Second, and even more significantly, Christ humbled Himself by entering into conflict for us. As mentioned above nobody likes conflict. Thus, we can be thankful that our gracious Creator actually forbids us from entering into conflict save only when to not do so would be sin. Such was not the case for Jesus, however. Jesus willingly entered into conflict for us, when He did not need to for Himself. Moreover, His conflict was with those who were entirely in the wrong while He was entirely in the right. And He did not come to the conflict in all of His glory and might hopeful to win and be vindicated over His enemies. On the contrary, He came “in the likeness of sinful flesh,” (Rom. 8:3), for the purpose of giving Himself over to be seemingly vanquished by those enemies (as it appeared to the unbelieving world since the conflict ended with their causing His death).

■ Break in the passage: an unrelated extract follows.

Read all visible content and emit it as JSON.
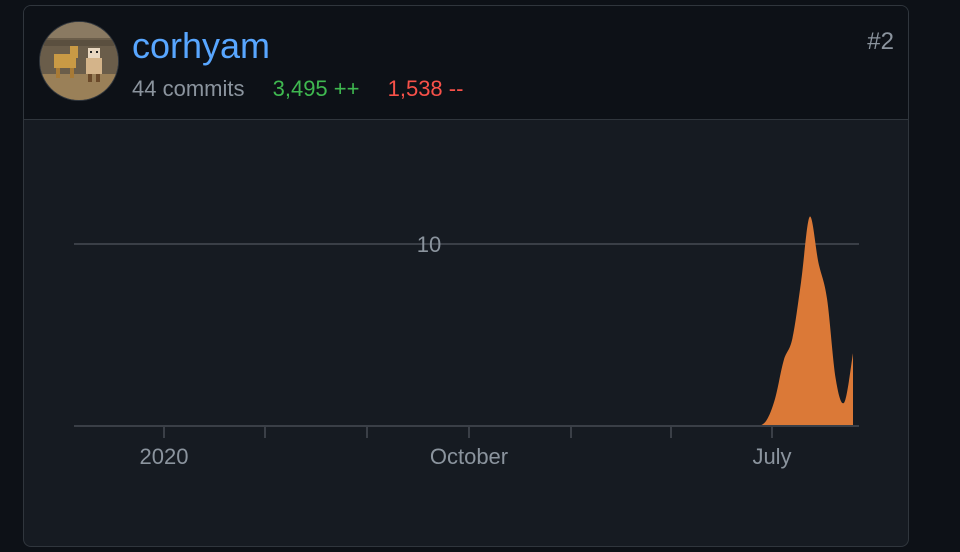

Thus, the Lord Jesus Christ, our dear Lord and Savior, humbled Himself in His life to the point of being wrongfully slandered, persecuted, tortured, and killed. He humbled Himself in His life to the point of death. He humbled Himself by doing exclusively what was perfectly right, to the extent that the wicked had to kill Him for it. As Christians, we are called to imitate Christ’s humility. To this end, each of us is given certain crosses to bear, insults to endure, conflicts to face. Our common call is to bear up under such hardships, returning good for evil, blessing for cursing, love for hatred. I do not know what trials you are undergoing in your life, but I do know that they have been entrusted to you by your loving heavenly Father for the exalted purpose of bringing Him glory and you everlasting blessing. In this life we will eventually appear to lose the conflict, as our deaths will bring it to an end. But as we feebly follow Christ in obedience unto death we will share in His victory, for as the Scripture promises: “If you are reproached for the name of Christ, blessed are you, for the Spirit of glory and of God rests upon you. On their part He is blasphemed, but on your part He is glorified,” (1 Pet. 4:14).